Again, he says the prescribed fire for this purpose should be done well in advance of cutting in order to provide time to gauge the burn's degree of success. Realistically, that isn't always possible, Phillips acknowledges, but for landowners committed to the health of their forest and achieving specific objectives, fire is best used as part of planned stand maintenance programs.
In these types of burns, how do you ensure that the fire doesn't damage the mature trees that are slated for harvest? "That's where the planning and art of prescribed fire come in," says Phillips, noting that each tree has a limit in terms of the flame length and heat pulse that it can tolerate. "So you have to plan the fire, and then pretreat for the expected fire behavior you have on that day."
A trained crew and properly constructed perimeters are essential to keep the fire within the intended boundaries.
Photo by Mike White.
For example, if 2-foot-high flames are needed, the fire will be planned to accomplish that, and a day will be selected where the conditions will limit the intensity of the fire. In addition, sometimes mechanical prep work is done, such as raking around the bottom of seed oak to ensure the fire stays away from those important trees. "The risk of residual stand damage is there, but you try to mitigate it," he says.
In fact, any prescribed fire comes with a lot of upfront planning, Phillips emphasizes. That starts with discussions with landowners to pinpoint the management objectives they're seeking, and then visiting the site to take stock of the situation. Then a list of prefire activities is made. Phillips says landowners can reduce the cost of the project by taking on some of the prep work. Depending on the specific site in question, prep work could include some cutting within the unit to be burned, or bulldozing, raking or leaf blowing to remove sources of fuel on fire lines around the perimeter.
Many landowners like to be involved in the process, including being out on the actual burn, says Phillips. In fact, when possible, he likes to have them light the first part of the fire (under supervision, of course).

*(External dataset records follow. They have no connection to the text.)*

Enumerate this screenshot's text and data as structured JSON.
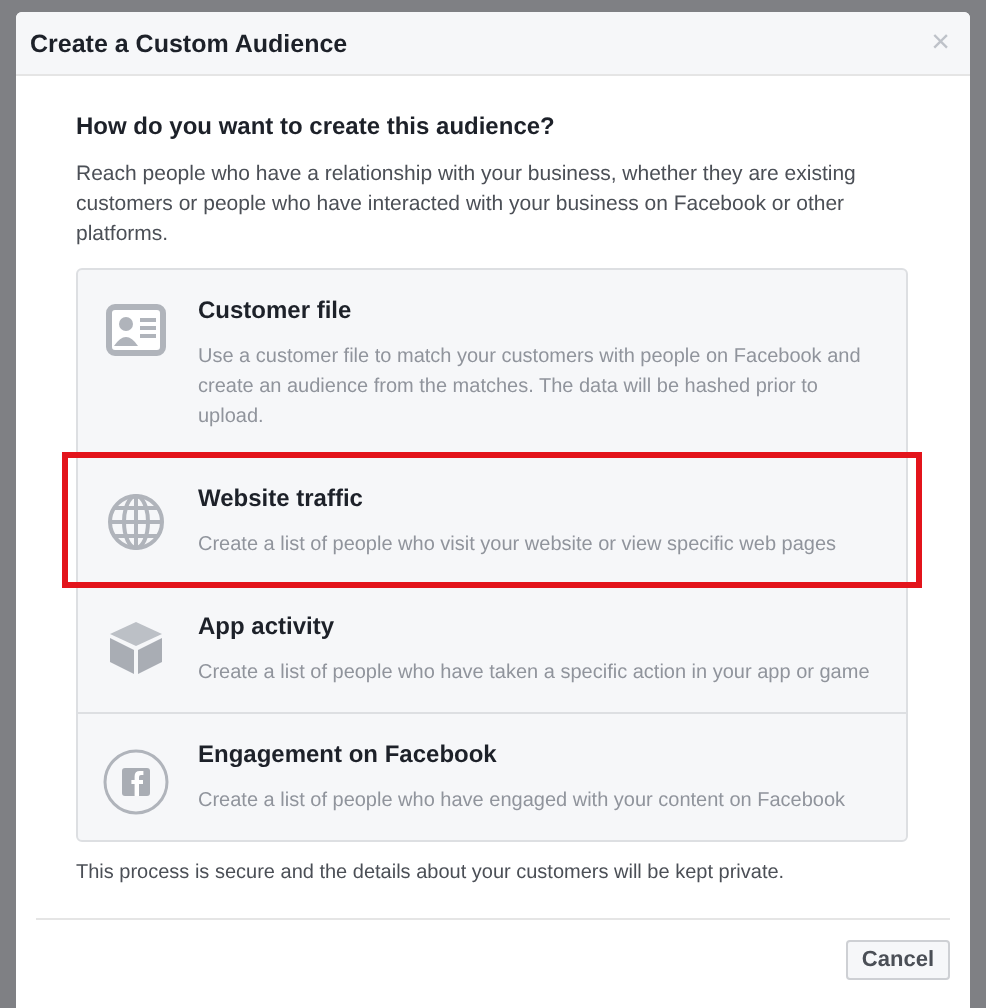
{
  "dialog": {
    "title": "Create a Custom Audience",
    "close": "×"
  },
  "heading": "How do you want to create this audience?",
  "intro": "Reach people who have a relationship with your business, whether they are existing customers or people who have interacted with your business on Facebook or other platforms.",
  "options": [
    {
      "kind": "contact-card",
      "title": "Customer file",
      "description": "Use a customer file to match your customers with people on Facebook and create an audience from the matches. The data will be hashed prior to upload.",
      "selected": false
    },
    {
      "kind": "globe",
      "title": "Website traffic",
      "description": "Create a list of people who visit your website or view specific web pages",
      "selected": true
    },
    {
      "kind": "cube",
      "title": "App activity",
      "description": "Create a list of people who have taken a specific action in your app or game",
      "selected": false
    },
    {
      "kind": "social",
      "title": "Engagement on Facebook",
      "description": "Create a list of people who have engaged with your content on Facebook",
      "selected": false
    }
  ],
  "note": "This process is secure and the details about your customers will be kept private.",
  "buttons": [
    "Cancel"
  ]
}
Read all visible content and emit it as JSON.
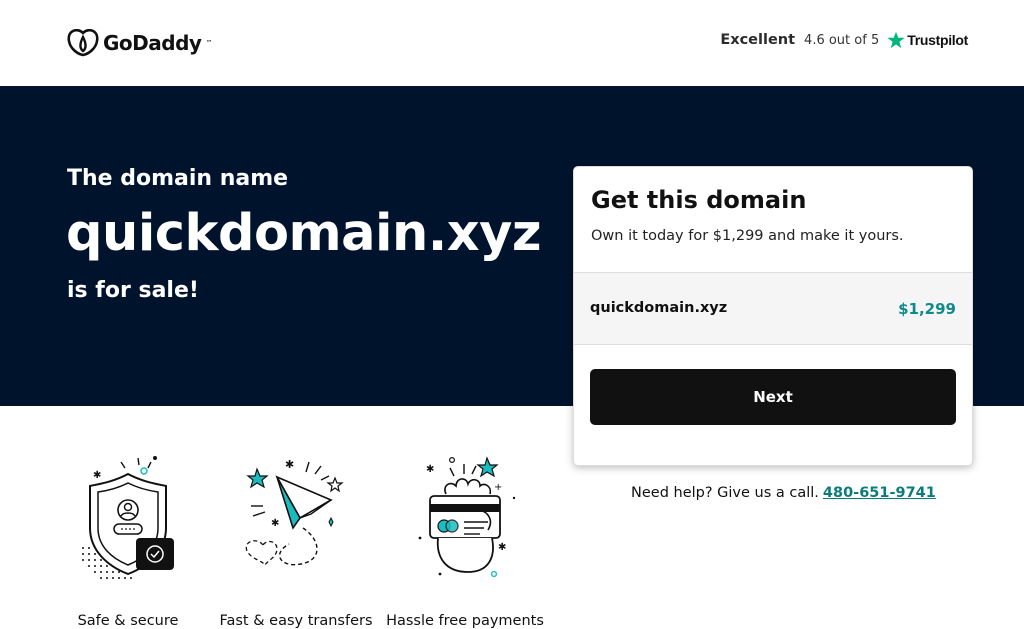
{
  "header": {
    "logo_text": "GoDaddy",
    "rating_label": "Excellent",
    "rating_score": "4.6 out of 5",
    "rating_provider": "Trustpilot"
  },
  "hero": {
    "lead": "The domain name",
    "domain": "quickdomain.xyz",
    "suffix": "is for sale!"
  },
  "card": {
    "title": "Get this domain",
    "subtitle": "Own it today for $1,299 and make it yours.",
    "domain": "quickdomain.xyz",
    "price": "$1,299",
    "next_label": "Next"
  },
  "help": {
    "text": "Need help? Give us a call.",
    "phone": "480-651-9741"
  },
  "features": [
    {
      "label": "Safe & secure",
      "icon": "shield-icon"
    },
    {
      "label": "Fast & easy transfers",
      "icon": "paper-plane-icon"
    },
    {
      "label": "Hassle free payments",
      "icon": "credit-card-hand-icon"
    }
  ],
  "colors": {
    "hero_bg": "#00132d",
    "accent_teal": "#0f8a8a",
    "button_bg": "#111111",
    "trustpilot_green": "#00b67a",
    "icon_teal": "#1bbcc0"
  }
}
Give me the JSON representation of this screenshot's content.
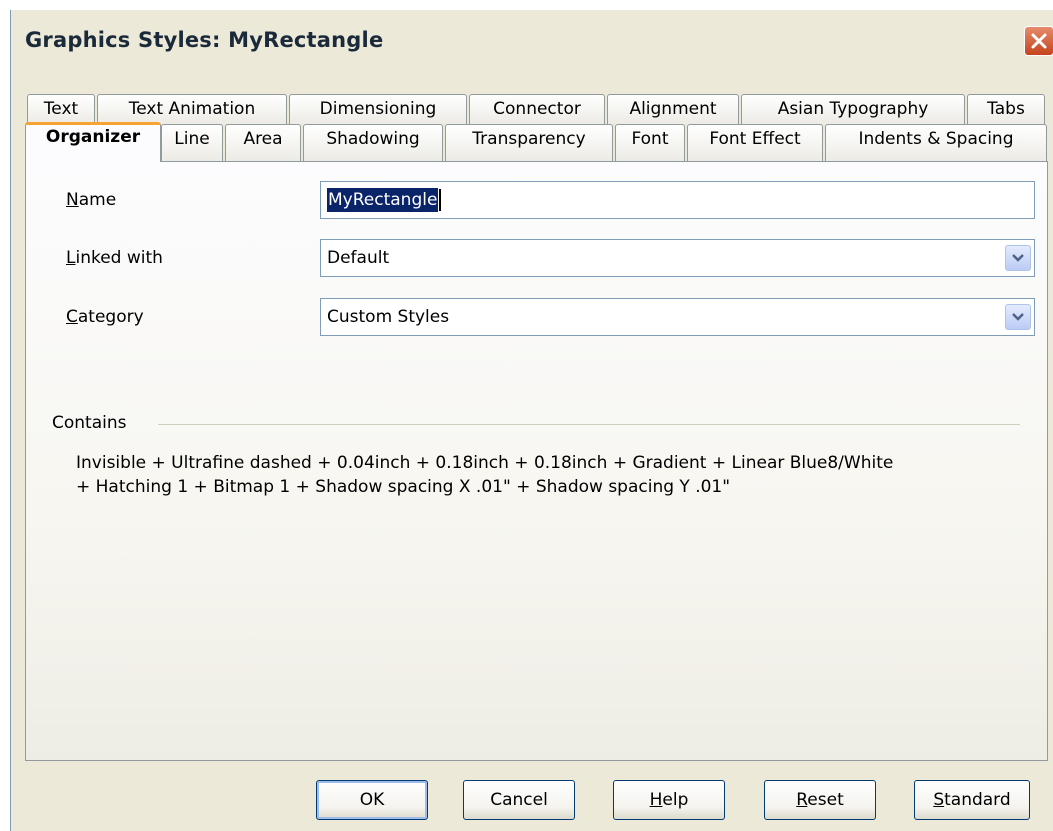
{
  "window": {
    "title": "Graphics Styles: MyRectangle"
  },
  "tabs": {
    "row1": [
      "Text",
      "Text Animation",
      "Dimensioning",
      "Connector",
      "Alignment",
      "Asian Typography",
      "Tabs"
    ],
    "row2": [
      "Organizer",
      "Line",
      "Area",
      "Shadowing",
      "Transparency",
      "Font",
      "Font Effect",
      "Indents & Spacing"
    ],
    "active": "Organizer"
  },
  "form": {
    "name_label": "Name",
    "name_value": "MyRectangle",
    "linked_label": "Linked with",
    "linked_value": "Default",
    "category_label": "Category",
    "category_value": "Custom Styles"
  },
  "contains": {
    "label": "Contains",
    "line1": "Invisible + Ultrafine dashed + 0.04inch + 0.18inch + 0.18inch + Gradient + Linear Blue8/White",
    "line2": "+ Hatching 1 + Bitmap 1 + Shadow spacing X .01\" + Shadow spacing Y .01\""
  },
  "buttons": {
    "ok": "OK",
    "cancel": "Cancel",
    "help": "Help",
    "reset": "Reset",
    "standard": "Standard"
  },
  "icons": {
    "close": "close-icon",
    "dropdown": "chevron-down-icon"
  },
  "colors": {
    "dialog_bg": "#ece9d8",
    "close_button": "#c4441c",
    "active_tab_accent": "#f5a433",
    "selection": "#0a246a"
  }
}
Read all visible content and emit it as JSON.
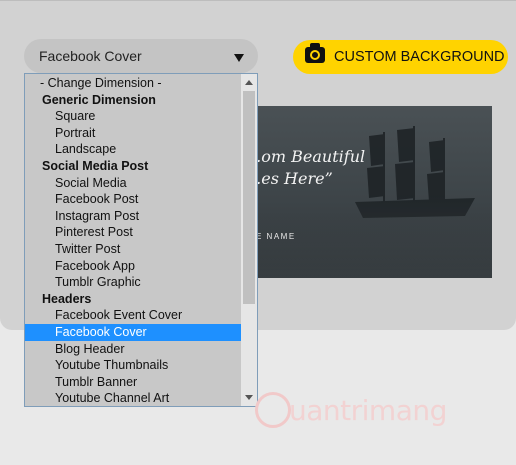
{
  "select": {
    "value": "Facebook Cover"
  },
  "custom_background": {
    "label": "CUSTOM BACKGROUND"
  },
  "preview": {
    "line1": "...om Beautiful",
    "line2": "...es Here”",
    "name": "E NAME"
  },
  "dropdown": {
    "items": [
      {
        "label": "- Change Dimension -",
        "kind": "first"
      },
      {
        "label": "Generic Dimension",
        "kind": "group"
      },
      {
        "label": "Square",
        "kind": "item"
      },
      {
        "label": "Portrait",
        "kind": "item"
      },
      {
        "label": "Landscape",
        "kind": "item"
      },
      {
        "label": "Social Media Post",
        "kind": "group"
      },
      {
        "label": "Social Media",
        "kind": "item"
      },
      {
        "label": "Facebook Post",
        "kind": "item"
      },
      {
        "label": "Instagram Post",
        "kind": "item"
      },
      {
        "label": "Pinterest Post",
        "kind": "item"
      },
      {
        "label": "Twitter Post",
        "kind": "item"
      },
      {
        "label": "Facebook App",
        "kind": "item"
      },
      {
        "label": "Tumblr Graphic",
        "kind": "item"
      },
      {
        "label": "Headers",
        "kind": "group"
      },
      {
        "label": "Facebook Event Cover",
        "kind": "item"
      },
      {
        "label": "Facebook Cover",
        "kind": "item",
        "selected": true
      },
      {
        "label": "Blog Header",
        "kind": "item"
      },
      {
        "label": "Youtube Thumbnails",
        "kind": "item"
      },
      {
        "label": "Tumblr Banner",
        "kind": "item"
      },
      {
        "label": "Youtube Channel Art",
        "kind": "item"
      }
    ]
  },
  "watermark": {
    "text": "uantrimang"
  },
  "colors": {
    "accent": "#ffd300",
    "selected": "#1e90ff"
  },
  "icons": {
    "camera": "camera-icon",
    "dropdown": "chevron-down-icon"
  }
}
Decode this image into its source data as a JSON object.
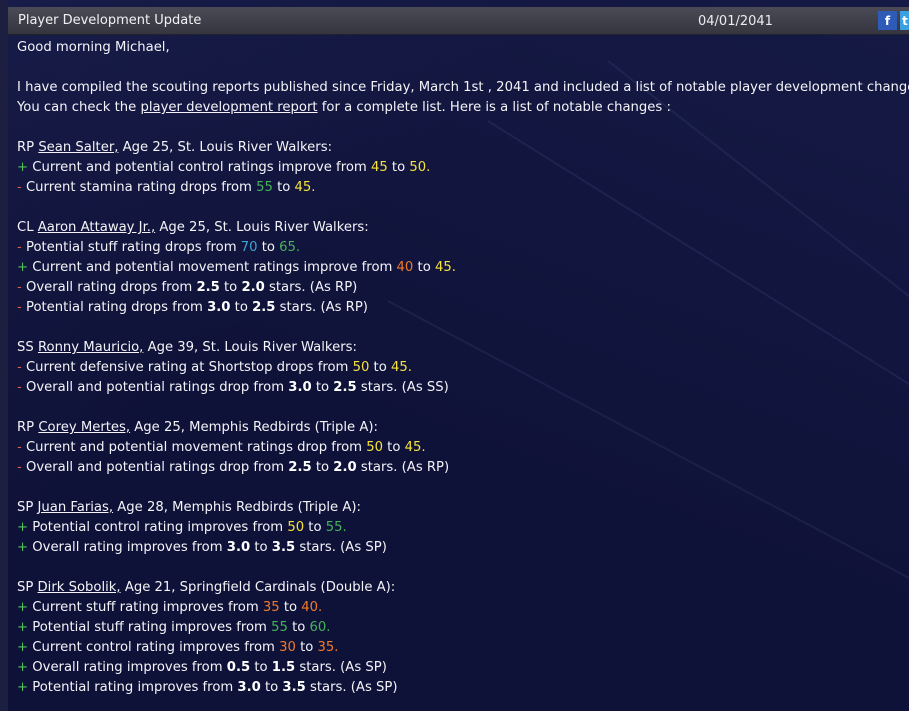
{
  "window": {
    "title": "Player Development Update",
    "date": "04/01/2041",
    "facebook_label": "f",
    "twitter_label": "t"
  },
  "greeting": "Good morning Michael,",
  "intro": {
    "line1": "I have compiled the scouting reports published since Friday, March 1st , 2041 and included a list of notable player development changes.",
    "line2_prefix": "You can check the ",
    "line2_link": "player development report",
    "line2_suffix": " for a complete list. Here is a list of notable changes :"
  },
  "players": [
    {
      "pos": "RP ",
      "name": "Sean Salter,",
      "info": " Age 25, St. Louis River Walkers:",
      "changes": [
        {
          "sign": "+",
          "text": " Current and potential control ratings improve from ",
          "v1": "45",
          "c1": "yellow",
          "mid": " to ",
          "v2": "50.",
          "c2": "yellow",
          "tail": ""
        },
        {
          "sign": "-",
          "text": " Current stamina rating drops from ",
          "v1": "55",
          "c1": "green",
          "mid": " to ",
          "v2": "45.",
          "c2": "yellow",
          "tail": ""
        }
      ]
    },
    {
      "pos": "CL ",
      "name": "Aaron Attaway Jr.,",
      "info": " Age 25, St. Louis River Walkers:",
      "changes": [
        {
          "sign": "-",
          "text": " Potential stuff rating drops from ",
          "v1": "70",
          "c1": "cyan",
          "mid": " to ",
          "v2": "65.",
          "c2": "green",
          "tail": ""
        },
        {
          "sign": "+",
          "text": " Current and potential movement ratings improve from ",
          "v1": "40",
          "c1": "orange",
          "mid": " to ",
          "v2": "45.",
          "c2": "yellow",
          "tail": ""
        },
        {
          "sign": "-",
          "text": " Overall rating drops from ",
          "v1": "2.5",
          "c1": "white",
          "mid": " to ",
          "v2": "2.0",
          "c2": "white",
          "tail": " stars. (As RP)"
        },
        {
          "sign": "-",
          "text": " Potential rating drops from ",
          "v1": "3.0",
          "c1": "white",
          "mid": " to ",
          "v2": "2.5",
          "c2": "white",
          "tail": " stars. (As RP)"
        }
      ]
    },
    {
      "pos": "SS ",
      "name": "Ronny Mauricio,",
      "info": " Age 39, St. Louis River Walkers:",
      "changes": [
        {
          "sign": "-",
          "text": " Current defensive rating at Shortstop drops from ",
          "v1": "50",
          "c1": "yellow",
          "mid": " to ",
          "v2": "45.",
          "c2": "yellow",
          "tail": ""
        },
        {
          "sign": "-",
          "text": " Overall and potential ratings drop from ",
          "v1": "3.0",
          "c1": "white",
          "mid": " to ",
          "v2": "2.5",
          "c2": "white",
          "tail": " stars. (As SS)"
        }
      ]
    },
    {
      "pos": "RP ",
      "name": "Corey Mertes,",
      "info": " Age 25, Memphis Redbirds (Triple A):",
      "changes": [
        {
          "sign": "-",
          "text": " Current and potential movement ratings drop from ",
          "v1": "50",
          "c1": "yellow",
          "mid": " to ",
          "v2": "45.",
          "c2": "yellow",
          "tail": ""
        },
        {
          "sign": "-",
          "text": " Overall and potential ratings drop from ",
          "v1": "2.5",
          "c1": "white",
          "mid": " to ",
          "v2": "2.0",
          "c2": "white",
          "tail": " stars. (As RP)"
        }
      ]
    },
    {
      "pos": "SP ",
      "name": "Juan Farias,",
      "info": " Age 28, Memphis Redbirds (Triple A):",
      "changes": [
        {
          "sign": "+",
          "text": " Potential control rating improves from ",
          "v1": "50",
          "c1": "yellow",
          "mid": " to ",
          "v2": "55.",
          "c2": "green",
          "tail": ""
        },
        {
          "sign": "+",
          "text": " Overall rating improves from ",
          "v1": "3.0",
          "c1": "white",
          "mid": " to ",
          "v2": "3.5",
          "c2": "white",
          "tail": " stars. (As SP)"
        }
      ]
    },
    {
      "pos": "SP ",
      "name": "Dirk Sobolik,",
      "info": " Age 21, Springfield Cardinals (Double A):",
      "changes": [
        {
          "sign": "+",
          "text": " Current stuff rating improves from ",
          "v1": "35",
          "c1": "orange",
          "mid": " to ",
          "v2": "40.",
          "c2": "orange",
          "tail": ""
        },
        {
          "sign": "+",
          "text": " Potential stuff rating improves from ",
          "v1": "55",
          "c1": "green",
          "mid": " to ",
          "v2": "60.",
          "c2": "green",
          "tail": ""
        },
        {
          "sign": "+",
          "text": " Current control rating improves from ",
          "v1": "30",
          "c1": "orange",
          "mid": " to ",
          "v2": "35.",
          "c2": "orange",
          "tail": ""
        },
        {
          "sign": "+",
          "text": " Overall rating improves from ",
          "v1": "0.5",
          "c1": "white",
          "mid": " to ",
          "v2": "1.5",
          "c2": "white",
          "tail": " stars. (As SP)"
        },
        {
          "sign": "+",
          "text": " Potential rating improves from ",
          "v1": "3.0",
          "c1": "white",
          "mid": " to ",
          "v2": "3.5",
          "c2": "white",
          "tail": " stars. (As SP)"
        }
      ]
    }
  ]
}
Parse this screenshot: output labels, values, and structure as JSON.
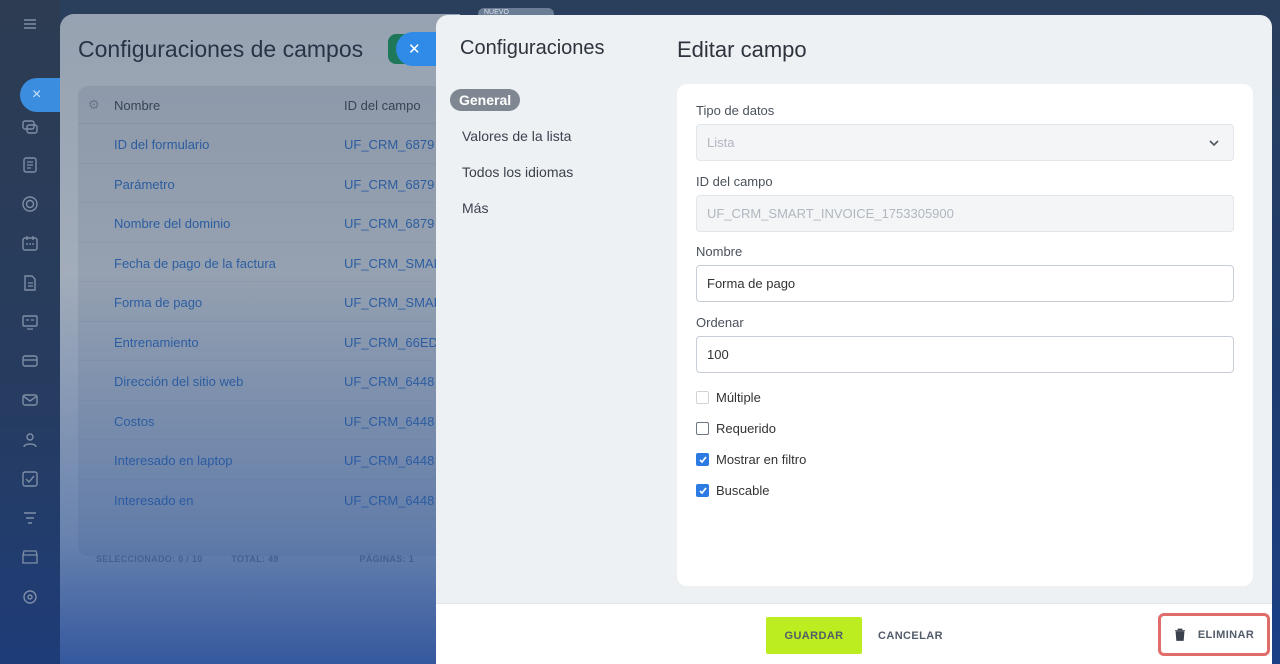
{
  "background_page": {
    "title": "Configuraciones de campos",
    "columns": [
      "Nombre",
      "ID del campo"
    ],
    "rows": [
      {
        "name": "ID del formulario",
        "id": "UF_CRM_6879"
      },
      {
        "name": "Parámetro",
        "id": "UF_CRM_6879"
      },
      {
        "name": "Nombre del dominio",
        "id": "UF_CRM_6879"
      },
      {
        "name": "Fecha de pago de la factura",
        "id": "UF_CRM_SMAR"
      },
      {
        "name": "Forma de pago",
        "id": "UF_CRM_SMAR"
      },
      {
        "name": "Entrenamiento",
        "id": "UF_CRM_66ED"
      },
      {
        "name": "Dirección del sitio web",
        "id": "UF_CRM_6448"
      },
      {
        "name": "Costos",
        "id": "UF_CRM_6448"
      },
      {
        "name": "Interesado en laptop",
        "id": "UF_CRM_6448"
      },
      {
        "name": "Interesado en",
        "id": "UF_CRM_6448"
      }
    ],
    "footer": {
      "selected": "SELECCIONADO: 0 / 10",
      "total": "TOTAL: 49",
      "pages": "PÁGINAS: 1"
    },
    "new_tab_label": "NUEVO"
  },
  "sidebar": {
    "title": "Configuraciones",
    "items": [
      {
        "label": "General",
        "active": true
      },
      {
        "label": "Valores de la lista",
        "active": false
      },
      {
        "label": "Todos los idiomas",
        "active": false
      },
      {
        "label": "Más",
        "active": false
      }
    ]
  },
  "main": {
    "title": "Editar campo",
    "fields": {
      "data_type": {
        "label": "Tipo de datos",
        "value": "Lista"
      },
      "field_id": {
        "label": "ID del campo",
        "value": "UF_CRM_SMART_INVOICE_1753305900"
      },
      "name": {
        "label": "Nombre",
        "value": "Forma de pago"
      },
      "sort": {
        "label": "Ordenar",
        "value": "100"
      }
    },
    "checkboxes": [
      {
        "label": "Múltiple",
        "checked": false,
        "disabled": true
      },
      {
        "label": "Requerido",
        "checked": false,
        "disabled": false
      },
      {
        "label": "Mostrar en filtro",
        "checked": true,
        "disabled": false
      },
      {
        "label": "Buscable",
        "checked": true,
        "disabled": false
      }
    ]
  },
  "footer": {
    "save_label": "GUARDAR",
    "cancel_label": "CANCELAR",
    "delete_label": "ELIMINAR"
  },
  "colors": {
    "save_button": "#bbed21",
    "checkbox_checked": "#2b7be3",
    "delete_highlight": "#e06d6a"
  }
}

Phillips notes that most states require some kind of permit in order to conduct burns, and in some cases formal burn plans must be submitted and approved. "We like to have one anyhow if there's any complexity to the burn," he adds.
Depending on the site and the purpose of the fire, an optimal time of year and weather pattern are determined. "We watch the weather all the time to look for certain weather patterns," says Phillips. The goal is to find the right condition for the technique being used and the objectives of the fire.
Of course, the overriding objective is to make sure the fire stays within the intended boundaries. "The crew we have is very experienced and very competent. People have commented that we make the fire look easy, but I think that's because as a group we know what to expect and know what we can do," says Phillips. "You just have to be attentive and have the resources available." Especially when a hot fire is needed to achieve the intended results, it's not uncommon to have fire cross the perimeter lines in certain spots, but those are quickly addressed, he adds.
Phillips likes to visit burn sites after they've been completed so he can see the results.
"Nothing lasts forever. Fire, like anything else, can give you an effect. But the rewards from that will diminish over time," says Phillips. As with cutting or herbicide treatments, for the best results, fire needs to be a regular maintenance activity. He hopes that more people look at what fire can do and make it one tool in their management plans. "We're in business, but we're also trying to promote the technique, because fire is a way underused management technique for forests in particular," says Phillips.